  • If you cannot  locate the Form I-94 on the CBP website, and instead, you  received a “Not Found” message, it is possible that the Form I-94 does not exist because of a system error. However, it is more likely that the Form I-94 is in the CBP system, but the data is formatted differently than you entered it, so the I-94 is “hiding.” Here are some tips to assist you in obtaining the Form I-94 out of the CBP automation system:

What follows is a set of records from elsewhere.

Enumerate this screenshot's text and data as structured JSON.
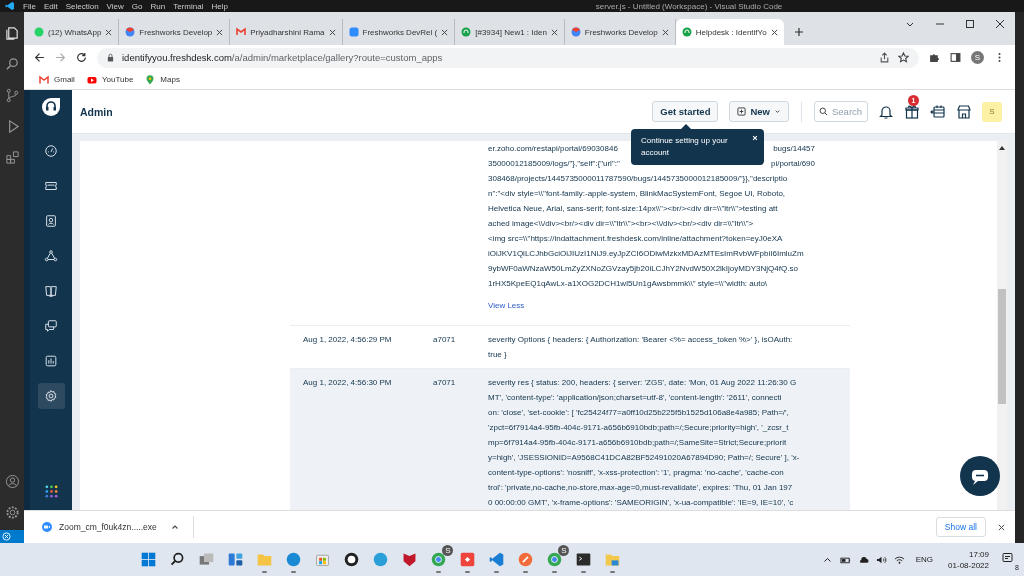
{
  "vscode": {
    "menu": [
      "File",
      "Edit",
      "Selection",
      "View",
      "Go",
      "Run",
      "Terminal",
      "Help"
    ],
    "title": "server.js - Untitled (Workspace) - Visual Studio Code"
  },
  "browser": {
    "tabs": [
      {
        "label": "(12) WhatsApp",
        "kind": "chat",
        "selected": false
      },
      {
        "label": "Freshworks Develop",
        "kind": "browser",
        "selected": false
      },
      {
        "label": "Priyadharshini Rama",
        "kind": "mail",
        "selected": false
      },
      {
        "label": "Freshworks DevRel (",
        "kind": "video",
        "selected": false
      },
      {
        "label": "[#3934] New1 : Iden",
        "kind": "headset",
        "selected": false
      },
      {
        "label": "Freshworks Develop",
        "kind": "browser",
        "selected": false
      },
      {
        "label": "Helpdesk : IdentifYo",
        "kind": "headset",
        "selected": true
      }
    ],
    "url_host": "identifyyou.freshdesk.com",
    "url_path": "/a/admin/marketplace/gallery?route=custom_apps",
    "profile": "S",
    "bookmarks": [
      {
        "label": "Gmail",
        "kind": "mail"
      },
      {
        "label": "YouTube",
        "kind": "video"
      },
      {
        "label": "Maps",
        "kind": "map"
      }
    ]
  },
  "app": {
    "nav": [
      {
        "kind": "gauge",
        "selected": false
      },
      {
        "kind": "ticket",
        "selected": false
      },
      {
        "kind": "contact",
        "selected": false
      },
      {
        "kind": "network",
        "selected": false
      },
      {
        "kind": "book",
        "selected": false
      },
      {
        "kind": "chat",
        "selected": false
      },
      {
        "kind": "chart",
        "selected": false
      },
      {
        "kind": "gear",
        "selected": true
      }
    ],
    "title": "Admin",
    "get_started": "Get started",
    "new_button": "New",
    "search": {
      "placeholder": "Search"
    },
    "gift_badge": "1",
    "avatar": "S",
    "tooltip": "Continue setting up your account"
  },
  "log": {
    "first_lines": [
      {
        "text": "er.zoho.com/restapi/portal/69030846",
        "tail": "bugs/14457"
      },
      {
        "text": "35000012185009/logs/\"},\"self\":{\"url\":\"",
        "tail": "pi/portal/690"
      },
      {
        "text": "308468/projects/1445735000011787590/bugs/1445735000012185009/\"}},\"descriptio"
      },
      {
        "text": "n\":\"<div style=\\\\\"font-family:-apple-system, BlinkMacSystemFont, Segoe UI, Roboto,"
      },
      {
        "text": "Helvetica Neue, Arial, sans-serif; font-size:14px\\\\\"><br/><div dir=\\\\\"ltr\\\\\">testing att"
      },
      {
        "text": "ached image<\\\\/div><br/><div dir=\\\\\"ltr\\\\\"><br><\\\\/div><br/><div dir=\\\\\"ltr\\\\\">"
      },
      {
        "text": "<img src=\\\\\"https://indattachment.freshdesk.com/inline/attachment?token=eyJ0eXA"
      },
      {
        "text": "iOiJKV1QiLCJhbGciOiJIUzI1NiJ9.eyJpZCI6ODlwMzkxMDAzMTEsImRvbWFpbiI6ImluZm"
      },
      {
        "text": "9ybWF0aWNzaW50LmZyZXNoZGVzay5jb20iLCJhY2NvdW50X2lkIjoyMDY3NjQ4fQ.so"
      },
      {
        "text": "1rHX5KpeEQ1qAwLx-a1XOG2DCH1wl5Un1gAwsbmmk\\\\\" style=\\\\\"width: auto\\"
      }
    ],
    "view_less": "View Less",
    "rows": [
      {
        "time": "Aug 1, 2022, 4:56:29 PM",
        "id": "a7071",
        "selected": false,
        "lines": [
          "severity Options { headers: { Authorization: 'Bearer <%= access_token %>' }, isOAuth:",
          "true }"
        ]
      },
      {
        "time": "Aug 1, 2022, 4:56:30 PM",
        "id": "a7071",
        "selected": true,
        "lines": [
          "severity res { status: 200, headers: { server: 'ZGS', date: 'Mon, 01 Aug 2022 11:26:30 G",
          "MT', 'content-type': 'application/json;charset=utf-8', 'content-length': '2611', connecti",
          "on: 'close', 'set-cookie': [ 'fc25424f77=a0ff10d25b225f5b1525d106a8e4a985; Path=/',",
          "'zpct=6f7914a4-95fb-404c-9171-a656b6910bdb;path=/;Secure;priority=high', '_zcsr_t",
          "mp=6f7914a4-95fb-404c-9171-a656b6910bdb;path=/;SameSite=Strict;Secure;priorit",
          "y=high', 'JSESSIONID=A9568C41DCA82BF52491020A67894D90; Path=/; Secure' ], 'x-",
          "content-type-options': 'nosniff', 'x-xss-protection': '1', pragma: 'no-cache', 'cache-con",
          "trol': 'private,no-cache,no-store,max-age=0,must-revalidate', expires: 'Thu, 01 Jan 197",
          "0 00:00:00 GMT', 'x-frame-options': 'SAMEORIGIN', 'x-ua-compatible': 'IE=9, IE=10', 'c"
        ]
      }
    ]
  },
  "download": {
    "file": "Zoom_cm_f0uk4zn.....exe",
    "show_all": "Show all"
  },
  "taskbar": {
    "apps": [
      {
        "kind": "start",
        "running": false
      },
      {
        "kind": "search",
        "running": false
      },
      {
        "kind": "taskview",
        "running": false
      },
      {
        "kind": "widgets",
        "running": false
      },
      {
        "kind": "folder",
        "running": true
      },
      {
        "kind": "edge",
        "running": true
      },
      {
        "kind": "store",
        "running": false
      },
      {
        "kind": "github",
        "running": false
      },
      {
        "kind": "help",
        "running": false
      },
      {
        "kind": "shield",
        "running": false
      },
      {
        "kind": "chrome",
        "running": true,
        "badge": "S"
      },
      {
        "kind": "anydesk",
        "running": true
      },
      {
        "kind": "vscode",
        "running": true
      },
      {
        "kind": "postman",
        "running": true
      },
      {
        "kind": "chrome",
        "running": true,
        "badge": "S"
      },
      {
        "kind": "terminal",
        "running": true
      },
      {
        "kind": "files",
        "running": true
      }
    ],
    "language": "ENG",
    "time": "17:09",
    "date": "01-08-2022",
    "notifications": "8"
  }
}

  1.  First, Ensure data is entered correctly in all applicable fields. a. Enter the name as stated in the passport, visa, or the submitted Form DS-160. Although CBP has stated it would draw the name for the Form I-94 from the travel document (e.g., passport biographic page), that is not always the case. The instructions on CBP’s website state that the name is drawn from the visa, if any. Therefore, check the passport, visa, and a copy of the submitted Form DS-160 (if available) for name variations. Try entering the name as stated on each document. b. Enter the first and middle name in the First Name field. In the first name field, type the first and the middle name (if any) with a space in between. Do this even if the middle name is not stated on the passport or visa. c. Switch the order of the names. Switch the last and first name when entering the information on the website. Some countries state the name in the passport as first name, last name, rather than the more standard order of last name, first name. This may cause the name to be recorded incorrectly in the CBP system. d. Enter multiple first names or multiple last names without spaces. If a person has two first names or two last names, type the first names without a space between them or the last names without a space between them. Example: type the first names “Mary Jane” as “Maryjane” e. Check for multiple passport numbers. Check the Form DS-160 (if available) for the passport number stated. If the passport number on the Form DS-160 is different than the passport number on which the person was admitted, type the passport number as stated on the submitted Form DS-160. Also, check the passport number stated on the visa. If the passport number is different than the current passport, enter the passport number stated on the visa. f. Do not enter the year if included in the passport number. Some passport numbers may begin with the year in which the passport was issued, causing the number to be too long for the relevant field inCBP’s automation system. If relevant, try entering the passport number without the year. For example, a Mexican passport that was issued in 2008 may have a passport number that starts with “08” followed by nine digits. Try entering the passport number without the “08.” This problem should not arise for newer Mexican passports, as those passports do not begin with the year. g. Check the Classification.Check the classification designated on the visa and compare it to the classification stated on the admission stamp in the passport, as there may be a slight variation. Be sure to try both designations. For example, the visa may state “E-3D” for an E-3 dependent, but the admission stamp may state only “E-3.” The automated I-94 could state the classification either way.
  2.  Call or visit the Deferred Inspection office. If none of the above efforts resolve the issue, telephone or visit the CBP Deferred Inspection Office and explain the problem. Some of the Deferred Inspection Offices have been able to resolve the problem over the phone without an inperson visit; however, other offices may require an in-person visit with the non-immigrant.
  3. Contact information for the Deferred Inspection Offices can be found on CBP’s website.